    Only Arkema to the best of my knowledge. 888 was originally built with foils, although constrained by old rules, but sailing with classic boards this race. There were a few Protos in past years that were experimenting with T Rudders for pulling the stern down (like i14s) rather than overall lift. HW
  9. Lazy Jack & Topping Lift line

    Blocks if they're in the budget, rings if they're not. You should have something in there for chafe, but blocks aren't always necessary. HW
  10. Helly Hanson

    Zippers are a worry although in their Aegir line they hold up well. Their Aegir (ie. priciest) line is a 4.5 star + product, although their less expensive stuff is less than amazing. Musto is reliable all through the line, although if you're not doing a few hundred miles per year, fit is usually more important than fabric performance. Cuts vary HW
  11. Harken Screecher Furling System

    I've had Karvers and ProFurls work well all around, although the ProFurls are more maintenance intensive. In terms of the furler twisting, this is an issue I've experienced before, and it turns into a clusterfuck real quick. We've always used a 2:1/3:1 or hard attachement direct, and as long as it's tight enough to produce a good furl (pretty tight) then it will not "capsize" (ie. overcome the tackline and the drum casing begins to spin with the cable). The biggest concern we've had with this is is while easing the tackline to lift the halyard off lock, the drum can capsize, but with adequate turns of the sheet around the sail post-furl, this doesn't cause any worry with the sail deploying, only extra time in derigging the fouled furling line. I personally prefer multiple sails/cables on the same drum, as it saves weight, makes maintenance easier (keep one spare and dry, swap when needed), the drum doesn't bang around on deck while the sail is being stacked, and you don't have to run the furling line every time. Only really an issue with larger boats where the leads have to be perfect, or running under deck to the clutch bank. Only downside is using top-down systems (Karver at least) where you can't disconnect the sail/cable from the drum without removing the lashing for the tack. HW
  12. Martin Breaker Anarchy

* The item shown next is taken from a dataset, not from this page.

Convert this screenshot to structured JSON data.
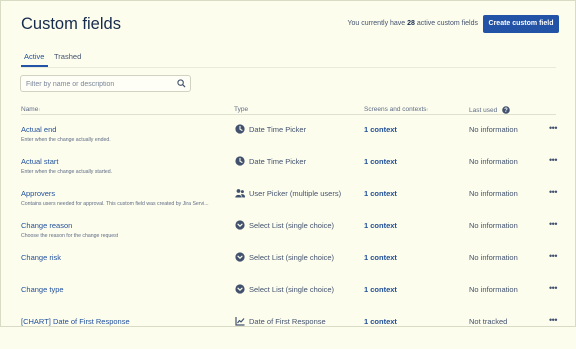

    Easiest is usually a line run through whatever had point the tackline block is attached to (or a microblock lashed to the bowsprit far forward), and back to the pulpit. Tie in a tight bowline through the trigger of the tylaska (opposite the trigger hinge) and pull out gently with the tack during set. You can either tie it off snug to the pulpit for a remote release (ease the tack line) or trip it manually by going forward. Tylaska also offers built-in martinbreaker trip (T12+ I believe) and I think they're still making the little plugs you can put in the trigger to pull and trip. Make sure you tie something onto the bail that you can use to pull the tackline back into the boat, our you'll wind up going out there anyways... HW
  13. Harken Trav Shackle Replacement

    Best method is usually take off both end caps, pull both set screws, and tap out the pin with a pin of slightly smaller diameter, gently. Works on current harken and old lewmar cars HW
  14. Camet Sailing Shorts - any good?

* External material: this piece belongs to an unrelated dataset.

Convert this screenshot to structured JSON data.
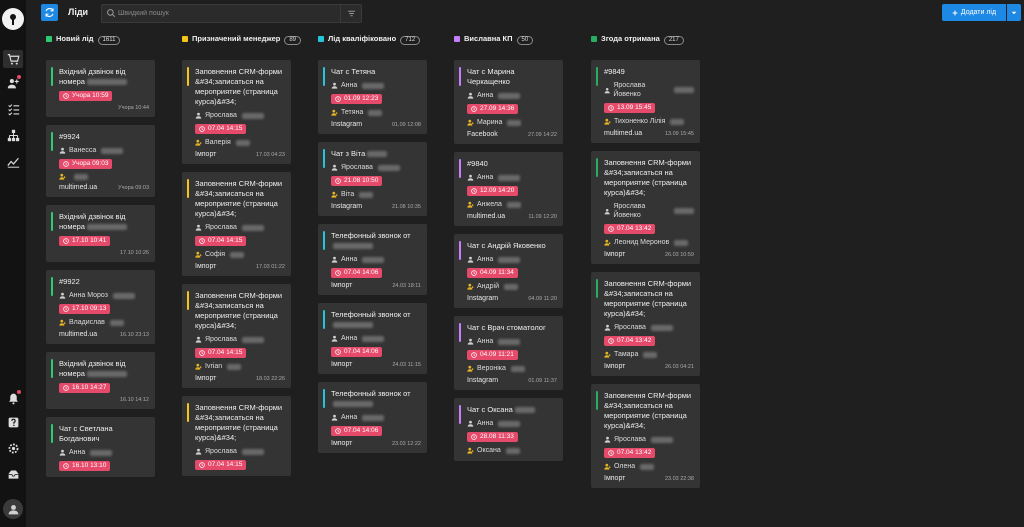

    I wore them in my regular pant size (32" waist, sitting on the hip), and I had to max out the velcro adjustment, as well as wear a belt, otherwise they would slip off just with a phone and wallet in the pockets. Ordered online so didn't expect a result like that. They also seem on the roomy/baggy side with a relatively long inseam for the size. HW
  15. Camet Sailing Shorts - any good?

    I've had two pair and found the sizing to be enormous, blew out a seam on each and two belt loups on one within a few months. For a long passage though, it's worth your left hand to have a pad to sit on that moves around with you.... HW